#treatment - Knee

Chondrotissue Grafts

"The Chondrotissue Graft - the latest development in articular cartilage repair/replacement surgery."

Damage to the articular cartilage surfaces in the knee causes pain and disability. Thinning and roughening of the articular cartilage can progress to severe wear and eventually patches of bare bone rubbing on bare bone in the knee (severe arthritis).

Articular cartilage has got no blood supply and therefore doesn’t heal up on its own or repair itself. There are a number of surgical techniques available for cartilage repair/replacement, and each has its own specific indications.

Microfracture is an ideal technique for treating small patches (ideally ~1cm2 defects). It can be performed easily via keyhole (arthroscopic) surgery, does not require complicated equipment and is cheap.

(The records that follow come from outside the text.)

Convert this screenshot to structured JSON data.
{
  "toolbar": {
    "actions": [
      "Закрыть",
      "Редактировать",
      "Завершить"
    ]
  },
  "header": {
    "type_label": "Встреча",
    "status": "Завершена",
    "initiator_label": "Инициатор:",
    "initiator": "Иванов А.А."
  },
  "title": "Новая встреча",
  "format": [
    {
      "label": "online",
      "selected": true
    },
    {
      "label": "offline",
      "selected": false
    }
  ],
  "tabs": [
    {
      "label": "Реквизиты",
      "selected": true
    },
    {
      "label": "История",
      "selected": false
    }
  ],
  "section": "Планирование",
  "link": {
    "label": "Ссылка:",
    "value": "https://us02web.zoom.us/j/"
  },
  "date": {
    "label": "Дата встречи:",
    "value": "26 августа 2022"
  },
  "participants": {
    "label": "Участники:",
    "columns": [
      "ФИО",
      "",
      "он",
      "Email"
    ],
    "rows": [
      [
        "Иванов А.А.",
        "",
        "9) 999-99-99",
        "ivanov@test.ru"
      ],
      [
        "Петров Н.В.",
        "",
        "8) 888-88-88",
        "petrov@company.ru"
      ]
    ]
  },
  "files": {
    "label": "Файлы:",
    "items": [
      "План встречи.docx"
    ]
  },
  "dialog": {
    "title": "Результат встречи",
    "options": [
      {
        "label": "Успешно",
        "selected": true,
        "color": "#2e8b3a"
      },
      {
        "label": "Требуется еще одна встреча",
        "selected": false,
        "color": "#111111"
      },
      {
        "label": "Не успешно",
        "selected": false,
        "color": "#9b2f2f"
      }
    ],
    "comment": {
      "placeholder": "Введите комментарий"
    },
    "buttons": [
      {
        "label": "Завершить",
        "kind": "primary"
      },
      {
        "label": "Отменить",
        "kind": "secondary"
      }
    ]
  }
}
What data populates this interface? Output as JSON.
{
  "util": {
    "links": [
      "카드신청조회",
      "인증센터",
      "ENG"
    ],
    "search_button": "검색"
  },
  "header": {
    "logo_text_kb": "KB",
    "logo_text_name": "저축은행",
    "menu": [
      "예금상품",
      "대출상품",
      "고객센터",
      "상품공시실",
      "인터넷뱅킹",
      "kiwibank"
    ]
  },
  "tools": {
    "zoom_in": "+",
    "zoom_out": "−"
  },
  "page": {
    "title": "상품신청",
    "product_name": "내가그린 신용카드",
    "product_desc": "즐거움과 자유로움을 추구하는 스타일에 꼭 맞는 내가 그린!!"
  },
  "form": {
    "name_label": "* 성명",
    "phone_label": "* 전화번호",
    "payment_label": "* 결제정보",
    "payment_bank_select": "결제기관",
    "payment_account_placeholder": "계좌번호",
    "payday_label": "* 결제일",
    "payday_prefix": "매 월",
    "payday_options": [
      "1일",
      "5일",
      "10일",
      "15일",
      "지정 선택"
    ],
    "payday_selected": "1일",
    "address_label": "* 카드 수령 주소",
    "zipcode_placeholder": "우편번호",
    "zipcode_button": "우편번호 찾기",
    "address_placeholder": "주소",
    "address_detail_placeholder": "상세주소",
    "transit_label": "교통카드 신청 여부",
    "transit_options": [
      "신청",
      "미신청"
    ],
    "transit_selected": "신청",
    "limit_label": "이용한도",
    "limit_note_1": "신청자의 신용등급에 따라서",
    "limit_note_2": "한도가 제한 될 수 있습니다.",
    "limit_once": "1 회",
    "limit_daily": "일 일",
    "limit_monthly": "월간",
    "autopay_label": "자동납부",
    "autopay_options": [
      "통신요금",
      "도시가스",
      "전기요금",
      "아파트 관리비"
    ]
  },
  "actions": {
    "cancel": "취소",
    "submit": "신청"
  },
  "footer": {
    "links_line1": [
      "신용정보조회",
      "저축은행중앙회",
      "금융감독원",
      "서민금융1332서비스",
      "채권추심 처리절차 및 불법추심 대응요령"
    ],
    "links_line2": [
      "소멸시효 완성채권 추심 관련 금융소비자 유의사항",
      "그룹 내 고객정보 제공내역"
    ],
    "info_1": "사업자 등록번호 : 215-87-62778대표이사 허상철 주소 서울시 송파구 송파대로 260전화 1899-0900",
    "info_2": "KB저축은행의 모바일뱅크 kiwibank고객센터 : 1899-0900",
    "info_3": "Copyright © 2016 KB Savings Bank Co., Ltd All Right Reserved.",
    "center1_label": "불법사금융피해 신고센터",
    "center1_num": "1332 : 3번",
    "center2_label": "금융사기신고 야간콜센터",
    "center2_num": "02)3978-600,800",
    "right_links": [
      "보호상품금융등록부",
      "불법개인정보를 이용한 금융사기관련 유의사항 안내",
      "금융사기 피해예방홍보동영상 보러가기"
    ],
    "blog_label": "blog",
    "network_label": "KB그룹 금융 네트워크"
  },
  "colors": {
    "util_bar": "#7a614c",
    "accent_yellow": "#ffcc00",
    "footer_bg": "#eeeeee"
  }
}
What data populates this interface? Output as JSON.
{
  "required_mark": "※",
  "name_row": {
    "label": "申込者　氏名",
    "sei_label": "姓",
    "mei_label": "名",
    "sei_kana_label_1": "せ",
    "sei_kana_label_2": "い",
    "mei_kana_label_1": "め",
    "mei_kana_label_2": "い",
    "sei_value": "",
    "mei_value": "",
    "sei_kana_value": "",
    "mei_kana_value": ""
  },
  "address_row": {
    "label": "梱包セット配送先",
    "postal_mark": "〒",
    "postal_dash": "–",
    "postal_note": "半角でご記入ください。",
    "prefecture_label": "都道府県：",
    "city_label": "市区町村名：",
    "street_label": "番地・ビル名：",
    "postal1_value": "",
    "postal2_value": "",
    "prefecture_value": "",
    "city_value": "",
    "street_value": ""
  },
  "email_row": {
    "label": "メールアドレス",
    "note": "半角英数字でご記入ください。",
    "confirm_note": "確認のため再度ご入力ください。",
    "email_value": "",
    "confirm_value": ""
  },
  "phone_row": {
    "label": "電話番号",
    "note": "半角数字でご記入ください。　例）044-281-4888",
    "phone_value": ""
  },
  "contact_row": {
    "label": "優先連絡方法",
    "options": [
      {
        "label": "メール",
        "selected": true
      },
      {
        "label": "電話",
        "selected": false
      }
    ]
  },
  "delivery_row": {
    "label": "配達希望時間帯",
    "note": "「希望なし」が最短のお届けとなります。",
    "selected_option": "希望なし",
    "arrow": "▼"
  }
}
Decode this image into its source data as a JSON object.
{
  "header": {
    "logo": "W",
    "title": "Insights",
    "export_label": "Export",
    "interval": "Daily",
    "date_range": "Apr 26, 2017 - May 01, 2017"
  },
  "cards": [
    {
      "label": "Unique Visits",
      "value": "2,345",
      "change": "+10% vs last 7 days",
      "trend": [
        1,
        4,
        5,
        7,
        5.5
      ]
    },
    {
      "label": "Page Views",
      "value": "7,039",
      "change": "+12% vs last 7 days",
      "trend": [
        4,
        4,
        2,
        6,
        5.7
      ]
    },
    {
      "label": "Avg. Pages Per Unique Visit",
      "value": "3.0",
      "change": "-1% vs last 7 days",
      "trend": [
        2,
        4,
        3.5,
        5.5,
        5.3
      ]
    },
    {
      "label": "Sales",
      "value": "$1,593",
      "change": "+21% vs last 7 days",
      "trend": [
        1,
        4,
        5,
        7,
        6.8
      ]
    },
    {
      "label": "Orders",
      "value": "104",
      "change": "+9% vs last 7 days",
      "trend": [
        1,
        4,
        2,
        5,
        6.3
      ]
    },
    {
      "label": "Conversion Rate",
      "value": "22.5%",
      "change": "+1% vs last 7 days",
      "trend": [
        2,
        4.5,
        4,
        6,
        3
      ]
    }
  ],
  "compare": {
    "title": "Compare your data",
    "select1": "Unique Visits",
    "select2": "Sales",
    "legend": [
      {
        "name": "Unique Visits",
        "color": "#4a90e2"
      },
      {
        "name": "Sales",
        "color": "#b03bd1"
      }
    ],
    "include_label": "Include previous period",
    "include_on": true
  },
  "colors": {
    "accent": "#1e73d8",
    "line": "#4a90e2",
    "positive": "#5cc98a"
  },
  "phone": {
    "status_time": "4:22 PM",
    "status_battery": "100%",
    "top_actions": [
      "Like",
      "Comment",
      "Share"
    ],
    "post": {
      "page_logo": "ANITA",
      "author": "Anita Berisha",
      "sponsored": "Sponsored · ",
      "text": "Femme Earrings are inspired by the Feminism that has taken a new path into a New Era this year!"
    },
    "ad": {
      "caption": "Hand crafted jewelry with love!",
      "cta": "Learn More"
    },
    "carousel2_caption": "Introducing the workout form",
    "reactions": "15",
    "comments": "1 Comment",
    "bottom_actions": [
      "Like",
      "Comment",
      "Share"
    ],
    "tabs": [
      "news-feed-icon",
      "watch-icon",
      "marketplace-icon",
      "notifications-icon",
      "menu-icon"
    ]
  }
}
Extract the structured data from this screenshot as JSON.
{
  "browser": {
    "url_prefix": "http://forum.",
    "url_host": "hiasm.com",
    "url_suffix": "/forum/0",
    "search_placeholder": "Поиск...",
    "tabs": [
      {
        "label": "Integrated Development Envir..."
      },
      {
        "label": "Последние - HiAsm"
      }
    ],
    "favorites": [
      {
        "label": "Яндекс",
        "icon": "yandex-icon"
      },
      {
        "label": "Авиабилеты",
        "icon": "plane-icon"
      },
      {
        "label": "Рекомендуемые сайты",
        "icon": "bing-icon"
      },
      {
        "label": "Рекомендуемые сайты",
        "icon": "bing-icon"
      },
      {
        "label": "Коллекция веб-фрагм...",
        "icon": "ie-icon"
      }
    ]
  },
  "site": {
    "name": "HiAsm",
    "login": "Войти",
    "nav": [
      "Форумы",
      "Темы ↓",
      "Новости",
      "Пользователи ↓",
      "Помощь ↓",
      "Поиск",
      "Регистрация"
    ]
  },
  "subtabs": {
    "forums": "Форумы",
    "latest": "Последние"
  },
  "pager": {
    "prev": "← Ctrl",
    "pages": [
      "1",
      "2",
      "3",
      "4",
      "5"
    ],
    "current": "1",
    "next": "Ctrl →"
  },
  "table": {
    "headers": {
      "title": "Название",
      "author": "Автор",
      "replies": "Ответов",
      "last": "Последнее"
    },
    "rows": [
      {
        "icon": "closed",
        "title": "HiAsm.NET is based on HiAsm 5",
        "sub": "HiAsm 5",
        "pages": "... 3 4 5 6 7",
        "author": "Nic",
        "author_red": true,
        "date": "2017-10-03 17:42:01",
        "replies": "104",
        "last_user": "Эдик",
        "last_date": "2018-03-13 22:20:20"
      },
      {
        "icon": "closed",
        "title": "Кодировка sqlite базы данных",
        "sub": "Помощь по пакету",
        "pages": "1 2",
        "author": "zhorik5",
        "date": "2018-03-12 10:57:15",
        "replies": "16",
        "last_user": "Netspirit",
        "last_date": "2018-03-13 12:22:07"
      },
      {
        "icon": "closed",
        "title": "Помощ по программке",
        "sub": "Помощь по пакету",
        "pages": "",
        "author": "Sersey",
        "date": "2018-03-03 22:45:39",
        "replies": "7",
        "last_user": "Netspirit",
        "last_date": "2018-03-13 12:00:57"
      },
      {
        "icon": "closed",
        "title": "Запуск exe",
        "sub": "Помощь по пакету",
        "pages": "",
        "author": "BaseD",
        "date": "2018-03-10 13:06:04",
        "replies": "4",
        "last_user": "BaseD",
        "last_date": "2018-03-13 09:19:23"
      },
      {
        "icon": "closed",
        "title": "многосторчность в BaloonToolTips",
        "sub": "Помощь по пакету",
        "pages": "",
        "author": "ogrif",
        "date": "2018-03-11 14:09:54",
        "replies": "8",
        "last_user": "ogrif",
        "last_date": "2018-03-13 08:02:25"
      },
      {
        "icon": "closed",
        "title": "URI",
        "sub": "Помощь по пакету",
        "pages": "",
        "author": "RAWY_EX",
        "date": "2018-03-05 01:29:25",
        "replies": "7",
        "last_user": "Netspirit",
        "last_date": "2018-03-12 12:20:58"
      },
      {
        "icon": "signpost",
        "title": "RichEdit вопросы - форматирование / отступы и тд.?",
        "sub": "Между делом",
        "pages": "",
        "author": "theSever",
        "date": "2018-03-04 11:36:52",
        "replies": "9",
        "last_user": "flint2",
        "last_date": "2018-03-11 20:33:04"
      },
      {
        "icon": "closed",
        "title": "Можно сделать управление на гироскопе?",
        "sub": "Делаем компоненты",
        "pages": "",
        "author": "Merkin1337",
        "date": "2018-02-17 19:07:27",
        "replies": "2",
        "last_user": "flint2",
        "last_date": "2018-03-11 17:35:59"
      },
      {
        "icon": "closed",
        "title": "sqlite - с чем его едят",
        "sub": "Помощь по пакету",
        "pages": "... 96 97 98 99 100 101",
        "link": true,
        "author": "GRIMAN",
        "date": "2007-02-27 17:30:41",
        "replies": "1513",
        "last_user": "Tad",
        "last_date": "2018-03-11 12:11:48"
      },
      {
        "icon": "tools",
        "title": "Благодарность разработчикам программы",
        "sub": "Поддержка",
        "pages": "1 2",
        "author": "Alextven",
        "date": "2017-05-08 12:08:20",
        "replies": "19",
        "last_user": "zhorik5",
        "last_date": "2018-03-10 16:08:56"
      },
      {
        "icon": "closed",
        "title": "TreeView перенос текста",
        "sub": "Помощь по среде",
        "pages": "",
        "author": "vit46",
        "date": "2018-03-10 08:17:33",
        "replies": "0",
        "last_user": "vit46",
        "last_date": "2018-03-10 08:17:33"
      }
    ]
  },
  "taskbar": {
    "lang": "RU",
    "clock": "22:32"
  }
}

It can give 80% success rates at 5-years follow-up. However, the bigger the area of cartilage damage, the worse the results tend to be, and microfracture does not tend to work well with areas of damage much greater than about 2cm2 .

For bigger cartilage defects, the best options currently available are either MACI (Matrix-induced Articular Cartilage Implantation/transplantation) or the use of a Chondrotissue Graft.

The Chondrotissue Graft is a high-tech scaffold that is a sterile absorbable matrix sponge-like textile made of non-woven polyglycolic acid treated with hyaluronic acid. It has been shown to induce mesenchymal progenitor cells (stem cells) to differentiate into cartilage cells. The larger patch of cartilage damage is treated by microfracture, but the Chondrotissue Graft is then fixed over the defect (using absorbable tacks and/or absorbable fibrin glue). The graft then ‘captures’ the blood, bone marrow cells and stem cells released by the microfracture, giving them a scaffold in which to grown and mature into new cartilage tissue.

Animal studies have shown that the new cartilage produced with Chondrotissue Grafts is superior in quality to that produced by microfracture alone, and highly encouraging clinical results are beginning to be reported in the scientific literature. It is, however, only with further time that we will have results to show us what the long term outcomes are comparing the Chondrotissue Graft to other techniques such as MACI. However, one of the main attractions of the Chondrotissue graft is that more invasive procedures such as MACI require 2 separate operations – #1 to harvest cartilage cells for culture, and #2 to implant the cultured cells – whereas Chondrotissue can be implanted by a single-stage operation and it is also considerably cheaper to use.

CLICK HERE to download a PDF copy of the abstracts booklet from The Chondrotissue Lead Users’ Update Meeting,Berlin, December 2011

CLICK HERE to read a case report of Chondrotissue grafting to the patella in a complex revision case by Mr Ian McDermott

The latest advance that we are now using in articular cartilage replacement surgery, in conjunction with Chondrotissue, is a biological glue called Vivostat Platelet Rich Fibrin (PRF).

Vivostat PRF has been used extensively for years in cardiac surgery, vascular surgery and plastic surgery. It involves taking a blood sample from the patient, spinning the blood down and extracting the fibrin (part of what forms a natural blood clot), combined with a high concentration of platelets (which also contact growth factors). This forms a biological glue that can be sprayed around the edges and over the top of the Chondrotissue graft, to help fix it firmly in place in the knee.

In the past we used to use Tisseel glue to secure grafts in place. However, Tisseel is a fibrin glue that’s manufactured from pooled blood donations (i.e. from multiple donors, all mixed in together), and it doesn’t contain platelets. Vivostat, on the other hand, comes from the patient’s own blood (autologous), so there are less concerns about potential disease transmission / infection. Also, Tisseel doesn’t contain platelets, whereas Vivostat PRF does. Therefore, Vivostat PRF is not just a biological bioabsorbable glue, but it is also autologous and ‘bioactive’ – to help try and promote healing of the tissue and in-growth of new cartilage.

For further information about Vivostat PRF please CLICK HERE

Further information

For further information, click here:  http://kneereplacements.co.uk/articular-cartilage-grafting/